**WHAT YOU HAVE TO DO**
Set down every record below exactly as written.

════

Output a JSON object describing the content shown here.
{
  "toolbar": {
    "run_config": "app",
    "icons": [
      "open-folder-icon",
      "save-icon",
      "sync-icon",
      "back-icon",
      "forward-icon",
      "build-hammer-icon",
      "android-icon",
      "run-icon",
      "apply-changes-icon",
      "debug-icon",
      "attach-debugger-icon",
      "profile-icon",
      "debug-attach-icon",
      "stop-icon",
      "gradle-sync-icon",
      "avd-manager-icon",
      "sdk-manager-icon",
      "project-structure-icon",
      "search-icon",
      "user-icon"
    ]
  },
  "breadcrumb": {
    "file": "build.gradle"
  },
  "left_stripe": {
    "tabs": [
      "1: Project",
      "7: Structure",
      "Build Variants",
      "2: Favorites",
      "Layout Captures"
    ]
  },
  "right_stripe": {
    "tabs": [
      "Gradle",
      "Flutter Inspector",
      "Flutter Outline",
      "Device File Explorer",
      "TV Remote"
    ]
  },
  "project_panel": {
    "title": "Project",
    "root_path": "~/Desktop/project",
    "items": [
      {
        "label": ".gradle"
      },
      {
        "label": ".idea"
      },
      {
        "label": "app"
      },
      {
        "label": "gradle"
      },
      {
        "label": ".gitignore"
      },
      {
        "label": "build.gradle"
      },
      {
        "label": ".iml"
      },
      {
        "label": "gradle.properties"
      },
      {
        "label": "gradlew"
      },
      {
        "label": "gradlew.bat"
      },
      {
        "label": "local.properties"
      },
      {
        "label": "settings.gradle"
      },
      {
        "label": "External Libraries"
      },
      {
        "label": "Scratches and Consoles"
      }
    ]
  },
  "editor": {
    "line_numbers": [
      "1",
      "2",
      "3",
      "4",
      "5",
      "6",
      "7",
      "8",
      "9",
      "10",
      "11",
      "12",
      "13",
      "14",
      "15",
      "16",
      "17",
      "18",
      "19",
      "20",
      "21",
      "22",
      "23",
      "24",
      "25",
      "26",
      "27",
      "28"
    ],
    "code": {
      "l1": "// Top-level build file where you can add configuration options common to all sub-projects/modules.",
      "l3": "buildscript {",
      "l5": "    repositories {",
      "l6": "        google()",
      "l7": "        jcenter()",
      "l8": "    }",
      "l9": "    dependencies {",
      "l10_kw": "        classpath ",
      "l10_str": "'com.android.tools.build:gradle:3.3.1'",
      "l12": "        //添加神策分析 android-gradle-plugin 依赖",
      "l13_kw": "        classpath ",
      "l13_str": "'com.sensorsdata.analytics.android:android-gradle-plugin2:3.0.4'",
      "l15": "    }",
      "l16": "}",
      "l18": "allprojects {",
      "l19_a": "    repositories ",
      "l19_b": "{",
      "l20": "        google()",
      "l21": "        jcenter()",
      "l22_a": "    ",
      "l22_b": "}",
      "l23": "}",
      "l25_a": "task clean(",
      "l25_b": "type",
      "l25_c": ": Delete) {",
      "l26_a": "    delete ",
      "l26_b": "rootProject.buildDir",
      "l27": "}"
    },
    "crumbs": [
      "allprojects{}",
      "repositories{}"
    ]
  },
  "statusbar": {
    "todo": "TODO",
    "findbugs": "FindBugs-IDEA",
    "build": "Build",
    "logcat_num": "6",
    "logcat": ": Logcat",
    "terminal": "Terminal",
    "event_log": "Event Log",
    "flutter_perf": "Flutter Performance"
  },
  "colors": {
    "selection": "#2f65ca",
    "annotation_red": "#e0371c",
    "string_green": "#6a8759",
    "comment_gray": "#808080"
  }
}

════

**RESPONSE AREA**
Output a JSON object describing the content shown here.
{
  "toolbar": {
    "run_config": "app",
    "icons": [
      "open-folder-icon",
      "save-icon",
      "sync-icon",
      "back-icon",
      "forward-icon",
      "build-hammer-icon",
      "android-icon",
      "run-icon",
      "apply-changes-icon",
      "debug-icon",
      "attach-debugger-icon",
      "profile-icon",
      "debug-attach-icon",
      "stop-icon",
      "gradle-sync-icon",
      "avd-manager-icon",
      "sdk-manager-icon",
      "project-structure-icon",
      "search-icon",
      "user-icon"
    ]
  },
  "breadcrumb": {
    "file": "build.gradle"
  },
  "left_stripe": {
    "tabs": [
      "1: Project",
      "7: Structure",
      "Build Variants",
      "2: Favorites",
      "Layout Captures"
    ]
  },
  "right_stripe": {
    "tabs": [
      "Gradle",
      "Flutter Inspector",
      "Flutter Outline",
      "Device File Explorer",
      "TV Remote"
    ]
  },
  "project_panel": {
    "title": "Project",
    "root_path": "~/Desktop/project",
    "items": [
      {
        "label": ".gradle"
      },
      {
        "label": ".idea"
      },
      {
        "label": "app"
      },
      {
        "label": "gradle"
      },
      {
        "label": ".gitignore"
      },
      {
        "label": "build.gradle"
      },
      {
        "label": ".iml"
      },
      {
        "label": "gradle.properties"
      },
      {
        "label": "gradlew"
      },
      {
        "label": "gradlew.bat"
      },
      {
        "label": "local.properties"
      },
      {
        "label": "settings.gradle"
      },
      {
        "label": "External Libraries"
      },
      {
        "label": "Scratches and Consoles"
      }
    ]
  },
  "editor": {
    "line_numbers": [
      "1",
      "2",
      "3",
      "4",
      "5",
      "6",
      "7",
      "8",
      "9",
      "10",
      "11",
      "12",
      "13",
      "14",
      "15",
      "16",
      "17",
      "18",
      "19",
      "20",
      "21",
      "22",
      "23",
      "24",
      "25",
      "26",
      "27",
      "28"
    ],
    "code": {
      "l1": "// Top-level build file where you can add configuration options common to all sub-projects/modules.",
      "l3": "buildscript {",
      "l5": "    repositories {",
      "l6": "        google()",
      "l7": "        jcenter()",
      "l8": "    }",
      "l9": "    dependencies {",
      "l10_kw": "        classpath ",
      "l10_str": "'com.android.tools.build:gradle:3.3.1'",
      "l12": "        //添加神策分析 android-gradle-plugin 依赖",
      "l13_kw": "        classpath ",
      "l13_str": "'com.sensorsdata.analytics.android:android-gradle-plugin2:3.0.4'",
      "l15": "    }",
      "l16": "}",
      "l18": "allprojects {",
      "l19_a": "    repositories ",
      "l19_b": "{",
      "l20": "        google()",
      "l21": "        jcenter()",
      "l22_a": "    ",
      "l22_b": "}",
      "l23": "}",
      "l25_a": "task clean(",
      "l25_b": "type",
      "l25_c": ": Delete) {",
      "l26_a": "    delete ",
      "l26_b": "rootProject.buildDir",
      "l27": "}"
    },
    "crumbs": [
      "allprojects{}",
      "repositories{}"
    ]
  },
  "statusbar": {
    "todo": "TODO",
    "findbugs": "FindBugs-IDEA",
    "build": "Build",
    "logcat_num": "6",
    "logcat": ": Logcat",
    "terminal": "Terminal",
    "event_log": "Event Log",
    "flutter_perf": "Flutter Performance"
  },
  "colors": {
    "selection": "#2f65ca",
    "annotation_red": "#e0371c",
    "string_green": "#6a8759",
    "comment_gray": "#808080"
  }
}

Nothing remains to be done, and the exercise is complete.